The study published in the Journal of Clinical Endocrinology & Metabolism, found that routine sleep changes – like waking up early during the week – may increase the risk for metabolic health problems such as heart disease, diabetes and obesity.
Earlier research has already established that sleep interruption can cause negative health problems. A study reported by Medical News Today earlier this year, for example, found that those who work shifts – whose circadian rhythms are often disrupted because of irregular working hours – are at higher risk for bad metabolic health.
However, the team involved in this newest research – including Patricia Wong of the University of Pittsburgh – states that their study is the first to illustrate that even small disruptions to sleep schedules among working, healthy adults can harm metabolic health.
In order to get to their findings, Wong and colleagues examined data of 447 adults aged between 30 and 54 who were part of the Adult Health and Behavior Project Phase 2 Study. Volunteers worked a minimum of 25 hours a week outside of their home.
Participants had to wear a wristband that measured sleep movement and activity for 24 hours each day for one week. They also filled out a questionnaire detailing the exercise and diet habits.
The researchers found that participants who had a larger shift between their sleep schedules on non-working and working days – also known as “social jet lag” – were more probable to have higher fasting insulin levels and greater insulin resistance, higher body mass index (BMI), larger waist circumference and poor cholesterol levels, compared with those who had less social jet lag.
Wong noted that these metabolic health changes can partly cause development of cardiovascular disease, diabetes and obesity.
The research team states that their results were the same even after taking subjects’ other sleep behaviors, physical activity and diet into account.
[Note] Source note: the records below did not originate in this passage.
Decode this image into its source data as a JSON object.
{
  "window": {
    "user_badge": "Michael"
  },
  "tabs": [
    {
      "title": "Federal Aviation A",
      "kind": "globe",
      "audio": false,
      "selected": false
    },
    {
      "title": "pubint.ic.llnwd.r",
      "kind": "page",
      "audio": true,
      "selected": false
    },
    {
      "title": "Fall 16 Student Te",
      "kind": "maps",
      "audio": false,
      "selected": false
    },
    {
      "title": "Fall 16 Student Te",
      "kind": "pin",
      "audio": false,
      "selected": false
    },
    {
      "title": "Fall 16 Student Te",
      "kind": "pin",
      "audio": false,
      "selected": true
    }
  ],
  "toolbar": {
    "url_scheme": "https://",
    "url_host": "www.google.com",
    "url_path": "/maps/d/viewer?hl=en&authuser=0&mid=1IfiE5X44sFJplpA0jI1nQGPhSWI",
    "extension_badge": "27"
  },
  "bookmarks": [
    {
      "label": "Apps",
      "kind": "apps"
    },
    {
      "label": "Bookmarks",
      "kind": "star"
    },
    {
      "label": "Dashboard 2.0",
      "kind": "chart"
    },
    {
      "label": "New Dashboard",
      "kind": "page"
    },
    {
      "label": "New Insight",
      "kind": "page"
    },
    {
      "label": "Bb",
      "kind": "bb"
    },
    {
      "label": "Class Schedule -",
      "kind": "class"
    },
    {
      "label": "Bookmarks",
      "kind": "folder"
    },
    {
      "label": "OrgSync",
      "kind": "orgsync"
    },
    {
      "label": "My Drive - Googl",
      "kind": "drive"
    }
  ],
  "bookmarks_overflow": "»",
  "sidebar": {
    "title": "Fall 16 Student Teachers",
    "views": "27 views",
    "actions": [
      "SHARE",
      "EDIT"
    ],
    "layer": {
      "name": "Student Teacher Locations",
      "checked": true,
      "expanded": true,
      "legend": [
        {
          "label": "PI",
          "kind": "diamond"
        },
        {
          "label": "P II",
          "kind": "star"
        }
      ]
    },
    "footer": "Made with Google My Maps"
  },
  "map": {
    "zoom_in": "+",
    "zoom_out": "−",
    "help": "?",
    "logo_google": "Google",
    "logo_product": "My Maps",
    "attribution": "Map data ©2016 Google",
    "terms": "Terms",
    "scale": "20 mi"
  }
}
Wong states that if potential studies recreate what they discovered, then we may need to think about how social obligation and modern work are affecting our metabolic health and sleep.